=== Begin Enclosure ===

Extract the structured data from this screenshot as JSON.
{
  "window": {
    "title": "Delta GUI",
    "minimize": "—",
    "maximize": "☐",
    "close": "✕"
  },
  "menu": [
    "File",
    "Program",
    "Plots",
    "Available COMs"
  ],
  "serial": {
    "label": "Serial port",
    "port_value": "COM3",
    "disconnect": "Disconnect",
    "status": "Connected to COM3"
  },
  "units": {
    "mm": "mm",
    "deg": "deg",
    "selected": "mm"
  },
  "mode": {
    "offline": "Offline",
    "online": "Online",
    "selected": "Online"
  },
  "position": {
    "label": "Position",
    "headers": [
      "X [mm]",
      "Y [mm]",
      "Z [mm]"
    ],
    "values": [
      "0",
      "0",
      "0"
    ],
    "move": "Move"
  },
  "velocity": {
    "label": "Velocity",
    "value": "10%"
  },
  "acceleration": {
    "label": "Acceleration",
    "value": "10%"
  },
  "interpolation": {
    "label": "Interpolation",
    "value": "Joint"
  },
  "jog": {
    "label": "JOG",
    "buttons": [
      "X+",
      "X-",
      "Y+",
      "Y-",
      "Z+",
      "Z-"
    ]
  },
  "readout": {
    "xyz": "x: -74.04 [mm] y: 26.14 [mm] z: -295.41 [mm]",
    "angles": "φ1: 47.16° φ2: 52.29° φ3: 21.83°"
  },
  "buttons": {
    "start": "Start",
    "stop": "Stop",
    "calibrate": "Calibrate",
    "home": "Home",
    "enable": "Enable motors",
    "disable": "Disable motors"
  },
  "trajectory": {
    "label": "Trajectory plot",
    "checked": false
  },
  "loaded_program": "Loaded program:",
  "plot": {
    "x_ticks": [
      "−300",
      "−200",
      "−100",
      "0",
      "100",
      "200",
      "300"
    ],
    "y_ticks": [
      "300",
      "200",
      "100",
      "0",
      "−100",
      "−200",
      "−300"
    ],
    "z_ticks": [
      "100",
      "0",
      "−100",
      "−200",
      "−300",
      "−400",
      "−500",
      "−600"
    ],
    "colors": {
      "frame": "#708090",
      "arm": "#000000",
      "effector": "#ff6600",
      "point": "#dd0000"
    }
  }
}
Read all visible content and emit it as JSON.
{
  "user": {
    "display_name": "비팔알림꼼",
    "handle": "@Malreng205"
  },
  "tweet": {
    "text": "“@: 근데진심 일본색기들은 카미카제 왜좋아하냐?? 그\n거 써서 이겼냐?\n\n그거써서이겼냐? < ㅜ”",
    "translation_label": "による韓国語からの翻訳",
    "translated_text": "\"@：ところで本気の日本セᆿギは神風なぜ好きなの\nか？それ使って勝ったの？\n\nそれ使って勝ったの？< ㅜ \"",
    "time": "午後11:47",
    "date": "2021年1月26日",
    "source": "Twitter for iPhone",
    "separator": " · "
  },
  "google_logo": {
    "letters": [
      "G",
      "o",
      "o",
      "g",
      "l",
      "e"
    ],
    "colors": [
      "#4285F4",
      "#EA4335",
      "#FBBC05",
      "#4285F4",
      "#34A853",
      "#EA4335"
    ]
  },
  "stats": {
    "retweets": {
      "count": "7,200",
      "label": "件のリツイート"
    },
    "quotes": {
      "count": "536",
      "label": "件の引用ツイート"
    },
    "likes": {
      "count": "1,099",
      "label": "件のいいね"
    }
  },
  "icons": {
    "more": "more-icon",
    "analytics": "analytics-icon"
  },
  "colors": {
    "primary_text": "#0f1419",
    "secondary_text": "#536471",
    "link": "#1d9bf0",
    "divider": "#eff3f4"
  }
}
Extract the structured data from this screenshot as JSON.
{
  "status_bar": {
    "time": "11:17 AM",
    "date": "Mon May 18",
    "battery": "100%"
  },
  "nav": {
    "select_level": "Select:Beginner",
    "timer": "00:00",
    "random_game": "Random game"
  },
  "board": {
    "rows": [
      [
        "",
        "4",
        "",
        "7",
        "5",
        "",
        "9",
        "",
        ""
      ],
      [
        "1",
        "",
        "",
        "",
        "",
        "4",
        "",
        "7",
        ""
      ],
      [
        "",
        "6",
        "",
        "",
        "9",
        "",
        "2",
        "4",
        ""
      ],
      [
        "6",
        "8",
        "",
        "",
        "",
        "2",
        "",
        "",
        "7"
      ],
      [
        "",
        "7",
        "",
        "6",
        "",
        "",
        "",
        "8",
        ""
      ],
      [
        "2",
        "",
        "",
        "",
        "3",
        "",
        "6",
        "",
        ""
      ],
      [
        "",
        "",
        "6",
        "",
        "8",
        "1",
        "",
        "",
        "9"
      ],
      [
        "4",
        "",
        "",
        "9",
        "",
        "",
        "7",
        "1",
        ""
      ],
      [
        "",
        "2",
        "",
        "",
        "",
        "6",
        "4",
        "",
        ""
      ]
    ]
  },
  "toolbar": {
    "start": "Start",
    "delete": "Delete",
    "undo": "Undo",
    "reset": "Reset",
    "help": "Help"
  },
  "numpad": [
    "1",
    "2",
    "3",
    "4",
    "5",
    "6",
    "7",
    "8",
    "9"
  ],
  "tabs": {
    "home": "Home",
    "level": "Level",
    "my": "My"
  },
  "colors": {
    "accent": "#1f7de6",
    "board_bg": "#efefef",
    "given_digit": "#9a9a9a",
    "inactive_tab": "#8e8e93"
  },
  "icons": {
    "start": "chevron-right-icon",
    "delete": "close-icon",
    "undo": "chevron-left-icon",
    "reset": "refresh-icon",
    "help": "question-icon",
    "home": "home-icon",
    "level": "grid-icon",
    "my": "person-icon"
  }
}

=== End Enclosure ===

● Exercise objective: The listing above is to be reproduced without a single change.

● Answer to this task:
Extract the structured data from this screenshot as JSON.
{
  "window": {
    "title": "Delta GUI",
    "minimize": "—",
    "maximize": "☐",
    "close": "✕"
  },
  "menu": [
    "File",
    "Program",
    "Plots",
    "Available COMs"
  ],
  "serial": {
    "label": "Serial port",
    "port_value": "COM3",
    "disconnect": "Disconnect",
    "status": "Connected to COM3"
  },
  "units": {
    "mm": "mm",
    "deg": "deg",
    "selected": "mm"
  },
  "mode": {
    "offline": "Offline",
    "online": "Online",
    "selected": "Online"
  },
  "position": {
    "label": "Position",
    "headers": [
      "X [mm]",
      "Y [mm]",
      "Z [mm]"
    ],
    "values": [
      "0",
      "0",
      "0"
    ],
    "move": "Move"
  },
  "velocity": {
    "label": "Velocity",
    "value": "10%"
  },
  "acceleration": {
    "label": "Acceleration",
    "value": "10%"
  },
  "interpolation": {
    "label": "Interpolation",
    "value": "Joint"
  },
  "jog": {
    "label": "JOG",
    "buttons": [
      "X+",
      "X-",
      "Y+",
      "Y-",
      "Z+",
      "Z-"
    ]
  },
  "readout": {
    "xyz": "x: -74.04 [mm] y: 26.14 [mm] z: -295.41 [mm]",
    "angles": "φ1: 47.16° φ2: 52.29° φ3: 21.83°"
  },
  "buttons": {
    "start": "Start",
    "stop": "Stop",
    "calibrate": "Calibrate",
    "home": "Home",
    "enable": "Enable motors",
    "disable": "Disable motors"
  },
  "trajectory": {
    "label": "Trajectory plot",
    "checked": false
  },
  "loaded_program": "Loaded program:",
  "plot": {
    "x_ticks": [
      "−300",
      "−200",
      "−100",
      "0",
      "100",
      "200",
      "300"
    ],
    "y_ticks": [
      "300",
      "200",
      "100",
      "0",
      "−100",
      "−200",
      "−300"
    ],
    "z_ticks": [
      "100",
      "0",
      "−100",
      "−200",
      "−300",
      "−400",
      "−500",
      "−600"
    ],
    "colors": {
      "frame": "#708090",
      "arm": "#000000",
      "effector": "#ff6600",
      "point": "#dd0000"
    }
  }
}
Read all visible content and emit it as JSON.
{
  "user": {
    "display_name": "비팔알림꼼",
    "handle": "@Malreng205"
  },
  "tweet": {
    "text": "“@: 근데진심 일본색기들은 카미카제 왜좋아하냐?? 그\n거 써서 이겼냐?\n\n그거써서이겼냐? < ㅜ”",
    "translation_label": "による韓国語からの翻訳",
    "translated_text": "\"@：ところで本気の日本セᆿギは神風なぜ好きなの\nか？それ使って勝ったの？\n\nそれ使って勝ったの？< ㅜ \"",
    "time": "午後11:47",
    "date": "2021年1月26日",
    "source": "Twitter for iPhone",
    "separator": " · "
  },
  "google_logo": {
    "letters": [
      "G",
      "o",
      "o",
      "g",
      "l",
      "e"
    ],
    "colors": [
      "#4285F4",
      "#EA4335",
      "#FBBC05",
      "#4285F4",
      "#34A853",
      "#EA4335"
    ]
  },
  "stats": {
    "retweets": {
      "count": "7,200",
      "label": "件のリツイート"
    },
    "quotes": {
      "count": "536",
      "label": "件の引用ツイート"
    },
    "likes": {
      "count": "1,099",
      "label": "件のいいね"
    }
  },
  "icons": {
    "more": "more-icon",
    "analytics": "analytics-icon"
  },
  "colors": {
    "primary_text": "#0f1419",
    "secondary_text": "#536471",
    "link": "#1d9bf0",
    "divider": "#eff3f4"
  }
}
Extract the structured data from this screenshot as JSON.
{
  "status_bar": {
    "time": "11:17 AM",
    "date": "Mon May 18",
    "battery": "100%"
  },
  "nav": {
    "select_level": "Select:Beginner",
    "timer": "00:00",
    "random_game": "Random game"
  },
  "board": {
    "rows": [
      [
        "",
        "4",
        "",
        "7",
        "5",
        "",
        "9",
        "",
        ""
      ],
      [
        "1",
        "",
        "",
        "",
        "",
        "4",
        "",
        "7",
        ""
      ],
      [
        "",
        "6",
        "",
        "",
        "9",
        "",
        "2",
        "4",
        ""
      ],
      [
        "6",
        "8",
        "",
        "",
        "",
        "2",
        "",
        "",
        "7"
      ],
      [
        "",
        "7",
        "",
        "6",
        "",
        "",
        "",
        "8",
        ""
      ],
      [
        "2",
        "",
        "",
        "",
        "3",
        "",
        "6",
        "",
        ""
      ],
      [
        "",
        "",
        "6",
        "",
        "8",
        "1",
        "",
        "",
        "9"
      ],
      [
        "4",
        "",
        "",
        "9",
        "",
        "",
        "7",
        "1",
        ""
      ],
      [
        "",
        "2",
        "",
        "",
        "",
        "6",
        "4",
        "",
        ""
      ]
    ]
  },
  "toolbar": {
    "start": "Start",
    "delete": "Delete",
    "undo": "Undo",
    "reset": "Reset",
    "help": "Help"
  },
  "numpad": [
    "1",
    "2",
    "3",
    "4",
    "5",
    "6",
    "7",
    "8",
    "9"
  ],
  "tabs": {
    "home": "Home",
    "level": "Level",
    "my": "My"
  },
  "colors": {
    "accent": "#1f7de6",
    "board_bg": "#efefef",
    "given_digit": "#9a9a9a",
    "inactive_tab": "#8e8e93"
  },
  "icons": {
    "start": "chevron-right-icon",
    "delete": "close-icon",
    "undo": "chevron-left-icon",
    "reset": "refresh-icon",
    "help": "question-icon",
    "home": "home-icon",
    "level": "grid-icon",
    "my": "person-icon"
  }
}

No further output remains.